Task details
Please print every record below exactly as it reads.

Recorded data
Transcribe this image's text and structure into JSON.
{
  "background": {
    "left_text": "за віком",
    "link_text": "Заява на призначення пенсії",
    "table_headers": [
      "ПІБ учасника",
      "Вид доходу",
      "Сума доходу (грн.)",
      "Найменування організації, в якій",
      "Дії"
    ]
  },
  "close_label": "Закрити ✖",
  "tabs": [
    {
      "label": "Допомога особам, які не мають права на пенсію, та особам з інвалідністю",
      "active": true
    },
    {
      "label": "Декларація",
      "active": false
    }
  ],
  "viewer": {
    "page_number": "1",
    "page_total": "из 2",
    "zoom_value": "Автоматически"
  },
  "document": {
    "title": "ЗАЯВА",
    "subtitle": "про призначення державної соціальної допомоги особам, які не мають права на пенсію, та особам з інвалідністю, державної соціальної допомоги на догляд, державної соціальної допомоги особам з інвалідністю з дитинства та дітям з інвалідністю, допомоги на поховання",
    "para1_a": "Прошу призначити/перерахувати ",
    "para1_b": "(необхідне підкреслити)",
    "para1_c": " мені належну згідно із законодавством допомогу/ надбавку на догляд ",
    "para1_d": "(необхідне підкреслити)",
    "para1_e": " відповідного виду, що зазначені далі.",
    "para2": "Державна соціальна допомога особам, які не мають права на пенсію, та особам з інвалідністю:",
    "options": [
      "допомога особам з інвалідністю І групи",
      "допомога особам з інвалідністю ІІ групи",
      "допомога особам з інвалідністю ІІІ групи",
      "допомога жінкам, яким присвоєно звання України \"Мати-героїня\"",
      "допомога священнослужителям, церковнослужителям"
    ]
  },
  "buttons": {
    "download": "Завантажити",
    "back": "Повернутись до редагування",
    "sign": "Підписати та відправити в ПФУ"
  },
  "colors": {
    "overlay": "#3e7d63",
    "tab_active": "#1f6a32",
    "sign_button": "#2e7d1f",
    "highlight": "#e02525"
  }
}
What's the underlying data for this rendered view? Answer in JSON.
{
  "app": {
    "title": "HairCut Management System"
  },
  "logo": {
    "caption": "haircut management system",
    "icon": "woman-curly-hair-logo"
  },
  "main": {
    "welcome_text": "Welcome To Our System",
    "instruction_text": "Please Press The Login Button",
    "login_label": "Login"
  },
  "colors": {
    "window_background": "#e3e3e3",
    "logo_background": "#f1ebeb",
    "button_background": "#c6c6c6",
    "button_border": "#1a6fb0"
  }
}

Task output
Transcribe this image's text and structure into JSON.
{
  "background": {
    "left_text": "за віком",
    "link_text": "Заява на призначення пенсії",
    "table_headers": [
      "ПІБ учасника",
      "Вид доходу",
      "Сума доходу (грн.)",
      "Найменування організації, в якій",
      "Дії"
    ]
  },
  "close_label": "Закрити ✖",
  "tabs": [
    {
      "label": "Допомога особам, які не мають права на пенсію, та особам з інвалідністю",
      "active": true
    },
    {
      "label": "Декларація",
      "active": false
    }
  ],
  "viewer": {
    "page_number": "1",
    "page_total": "из 2",
    "zoom_value": "Автоматически"
  },
  "document": {
    "title": "ЗАЯВА",
    "subtitle": "про призначення державної соціальної допомоги особам, які не мають права на пенсію, та особам з інвалідністю, державної соціальної допомоги на догляд, державної соціальної допомоги особам з інвалідністю з дитинства та дітям з інвалідністю, допомоги на поховання",
    "para1_a": "Прошу призначити/перерахувати ",
    "para1_b": "(необхідне підкреслити)",
    "para1_c": " мені належну згідно із законодавством допомогу/ надбавку на догляд ",
    "para1_d": "(необхідне підкреслити)",
    "para1_e": " відповідного виду, що зазначені далі.",
    "para2": "Державна соціальна допомога особам, які не мають права на пенсію, та особам з інвалідністю:",
    "options": [
      "допомога особам з інвалідністю І групи",
      "допомога особам з інвалідністю ІІ групи",
      "допомога особам з інвалідністю ІІІ групи",
      "допомога жінкам, яким присвоєно звання України \"Мати-героїня\"",
      "допомога священнослужителям, церковнослужителям"
    ]
  },
  "buttons": {
    "download": "Завантажити",
    "back": "Повернутись до редагування",
    "sign": "Підписати та відправити в ПФУ"
  },
  "colors": {
    "overlay": "#3e7d63",
    "tab_active": "#1f6a32",
    "sign_button": "#2e7d1f",
    "highlight": "#e02525"
  }
}
What's the underlying data for this rendered view? Answer in JSON.
{
  "app": {
    "title": "HairCut Management System"
  },
  "logo": {
    "caption": "haircut management system",
    "icon": "woman-curly-hair-logo"
  },
  "main": {
    "welcome_text": "Welcome To Our System",
    "instruction_text": "Please Press The Login Button",
    "login_label": "Login"
  },
  "colors": {
    "window_background": "#e3e3e3",
    "logo_background": "#f1ebeb",
    "button_background": "#c6c6c6",
    "button_border": "#1a6fb0"
  }
}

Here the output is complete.